Every person’s body responds to radiation therapy in its own way. You may have no side effects or only a few mild ones. You also may have more serious side effects. The side effects usually depend on the treatment dose and the part of your body that is being treated. Some of the side effects you may experience include:
- Hair loss – Radiation therapy may cause hair loss in the area being treated. For example, if your hip is being treated you will not lose hair on your head. However, radiation therapy to your head may cause you to lose some or all of your hair. Hair may or may not come back.
- Dry mouth – You may notice that your mouth becomes dry or taste changes if you are having radiation treatments to your neck area. If you are receiving radiation therapy to your mouth, it is important to take good care of your teeth. Regular dental care will be needed.
- Skin reactions – You may notice skin changes in the area being treated such as redness, dryness, hair loss, itching or blistering. For more information on how to best care for your skin during treatment, please click here.
- Sore Throat – If your treatments are to the head and neck area you may get a sore throat or have trouble swallowing. If you notice these problems, drink lots of fluids and eat soft or liquid foods. Your doctor may also prescribe medicine to help you with your sore throat.
- Nausea – You may have nausea or vomiting if your colon, chest, stomach or brain is being treated. It may begin 1 to 2 hours after a treatment and last 4 to 6 hours. You may notice less nausea and vomiting when not having treatments. Ask your doctor or nurse about medicine to help relieve your nausea. For more information about proper nutrition during and after treatment, please click here.
- Diarrhea – You may have diarrhea if your lower stomach or pelvis is being treated. You may begin noticing diarrhea a few weeks after your treatments.

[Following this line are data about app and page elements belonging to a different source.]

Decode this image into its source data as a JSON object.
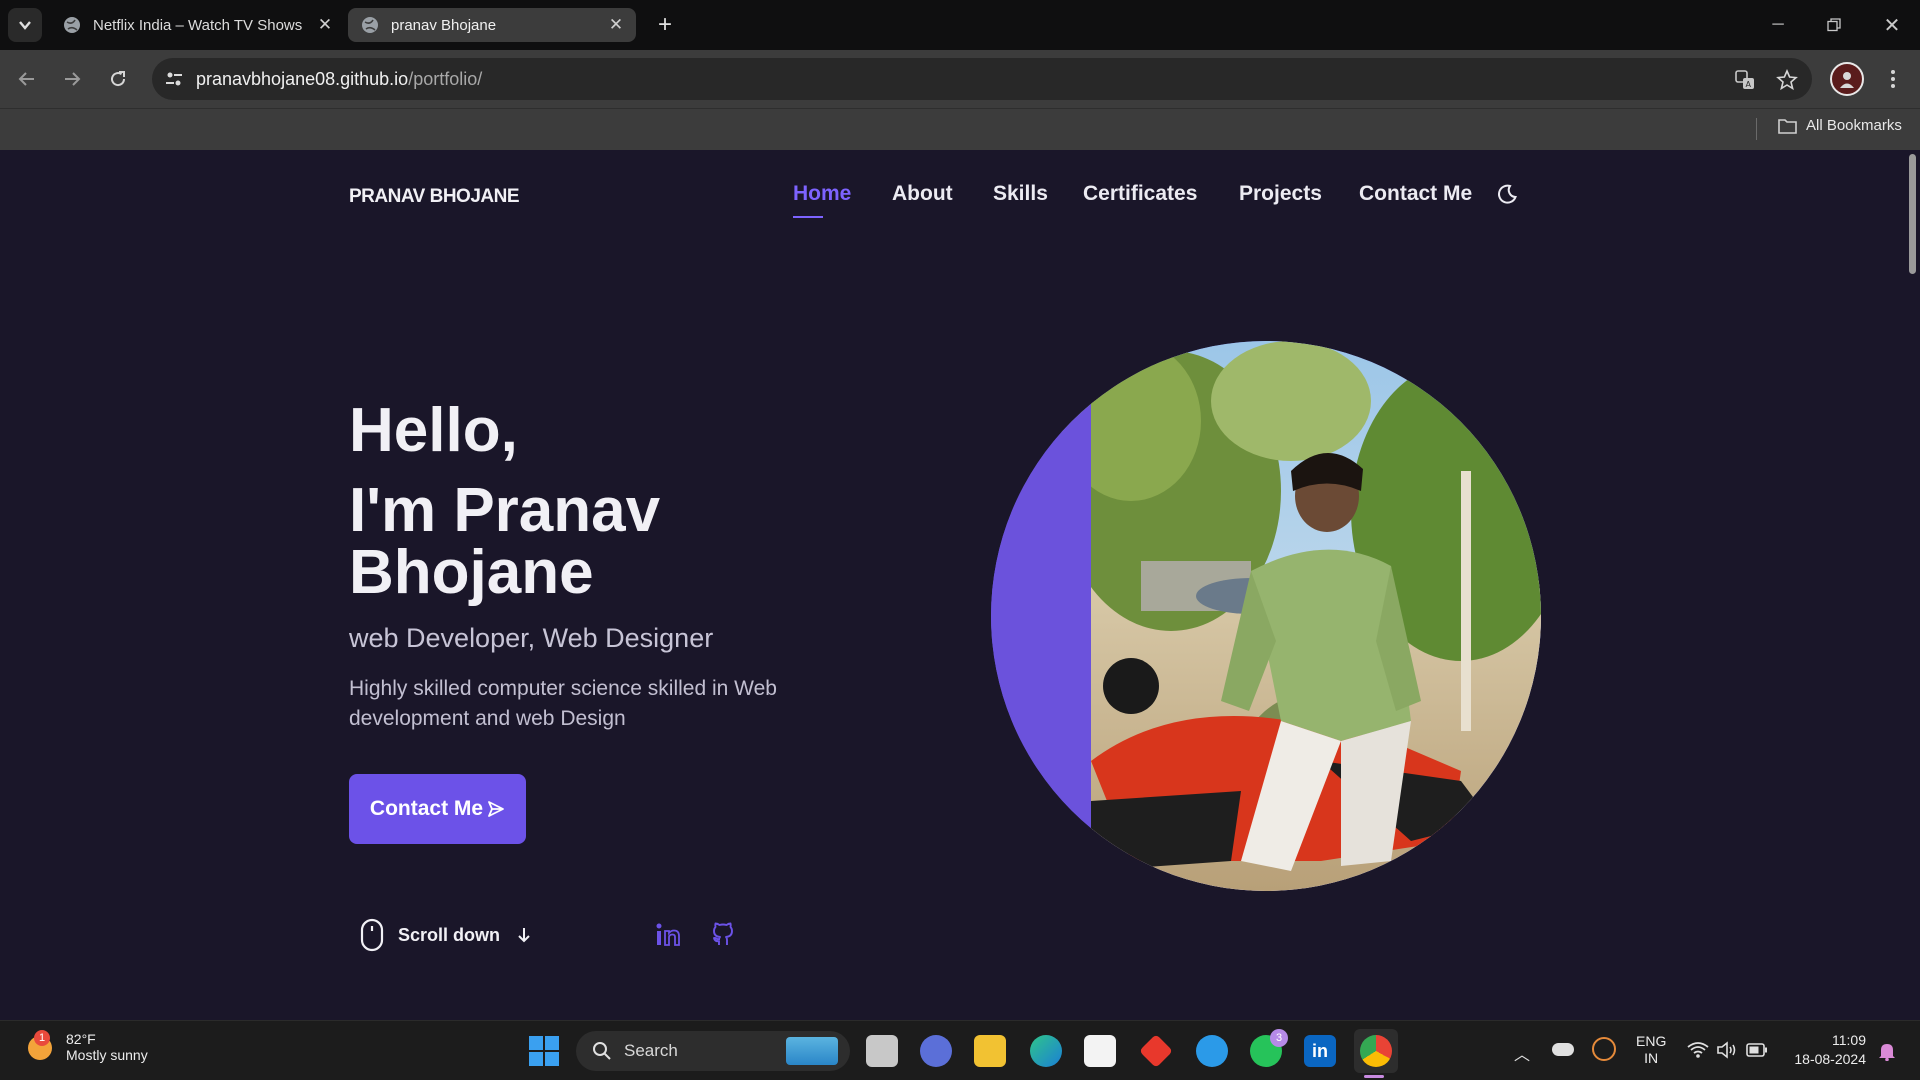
{
  "browser": {
    "tabs": [
      {
        "title": "Netflix India – Watch TV Shows",
        "active": false
      },
      {
        "title": "pranav Bhojane",
        "active": true
      }
    ],
    "url_host": "pranavbhojane08.github.io",
    "url_path": "/portfolio/",
    "bookmarks_label": "All Bookmarks"
  },
  "site": {
    "logo": "PRANAV BHOJANE",
    "nav": [
      "Home",
      "About",
      "Skills",
      "Certificates",
      "Projects",
      "Contact Me"
    ],
    "active_nav": "Home",
    "hero": {
      "greeting": "Hello,",
      "name": "I'm Pranav Bhojane",
      "subtitle": "web Developer, Web Designer",
      "description": "Highly skilled computer science skilled in Web development and web Design",
      "cta": "Contact Me",
      "scroll": "Scroll down"
    },
    "colors": {
      "accent": "#6c52e8",
      "background": "#1a1629"
    }
  },
  "taskbar": {
    "weather_temp": "82°F",
    "weather_desc": "Mostly sunny",
    "weather_badge": "1",
    "search": "Search",
    "whatsapp_badge": "3",
    "lang1": "ENG",
    "lang2": "IN",
    "time": "11:09",
    "date": "18-08-2024"
  }
}
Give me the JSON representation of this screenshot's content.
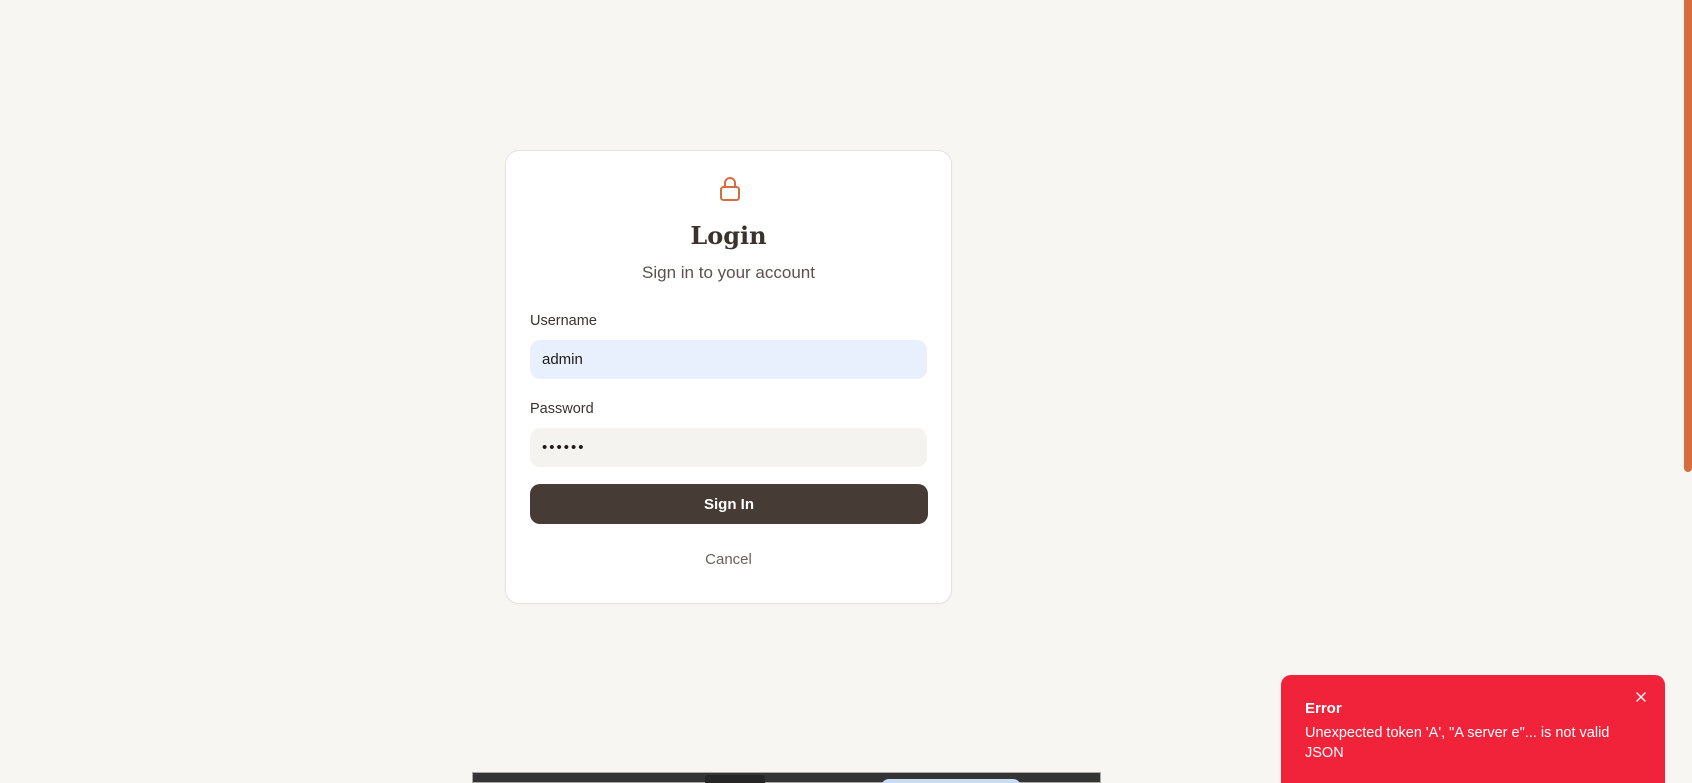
{
  "login": {
    "title": "Login",
    "subtitle": "Sign in to your account",
    "username_label": "Username",
    "username_value": "admin",
    "password_label": "Password",
    "password_value": "••••••",
    "signin_label": "Sign In",
    "cancel_label": "Cancel",
    "icon": "lock-icon"
  },
  "toast": {
    "title": "Error",
    "message": "Unexpected token 'A', \"A server e\"... is not valid JSON",
    "icon": "close-icon"
  },
  "colors": {
    "accent": "#d66d3e",
    "primary_button": "#473b35",
    "error": "#f1233a",
    "background": "#f7f6f2"
  }
}
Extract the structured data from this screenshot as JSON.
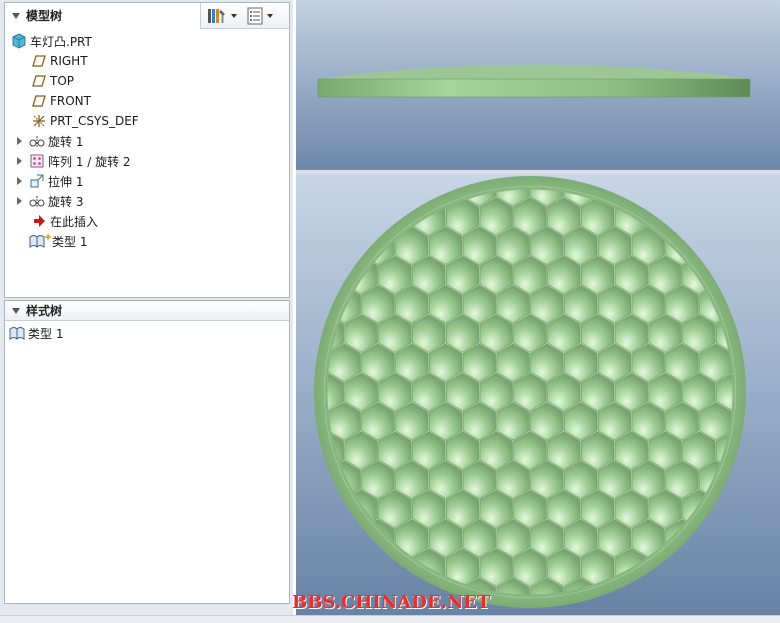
{
  "model_tree": {
    "title": "模型树",
    "items": [
      {
        "label": "车灯凸.PRT",
        "icon": "part-icon"
      },
      {
        "label": "RIGHT",
        "icon": "datum-plane-icon"
      },
      {
        "label": "TOP",
        "icon": "datum-plane-icon"
      },
      {
        "label": "FRONT",
        "icon": "datum-plane-icon"
      },
      {
        "label": "PRT_CSYS_DEF",
        "icon": "csys-icon"
      },
      {
        "label": "旋转 1",
        "icon": "revolve-icon"
      },
      {
        "label": "阵列 1 / 旋转 2",
        "icon": "pattern-icon"
      },
      {
        "label": "拉伸 1",
        "icon": "extrude-icon"
      },
      {
        "label": "旋转 3",
        "icon": "revolve-icon"
      },
      {
        "label": "在此插入",
        "icon": "insert-here-arrow-icon"
      },
      {
        "label": "类型 1",
        "icon": "style-type-icon"
      }
    ]
  },
  "style_tree": {
    "title": "样式树",
    "items": [
      {
        "label": "类型 1",
        "icon": "style-type-icon"
      }
    ]
  },
  "toolbar_icons": [
    "settings-tools-icon",
    "tree-columns-icon"
  ],
  "watermark": "BBS.CHINADE.NET",
  "colors": {
    "model_green": "#9cc795",
    "viewport_sky": "#8ea4c0",
    "watermark_red": "#f02a2a"
  }
}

If you have diarrhea, you should be sure to drinks lots of fluids. Imodium AD is recommended if you experience diarrhea, or talk to your doctor or nurse. For more information about proper nutrition during and after treatment, please click here.
- Fatigue – Fatigue or tiredness may start 2 to 3 weeks after treatments begin and may last 2 to 3 weeks or even months after the treatments are completed. The larger the area being treated or the larger the dose of radiation, the more likely a person is to be tired. For more information on dealing with fatigue during and after treatment, please click here.
If you need further support, we are here for you. We know that cancer care is much more than just your treatment. As our patient, you have access to comprehensive – and individualized – wellness and support resources from diagnosis all the way through to survivorship. Click here to find out more.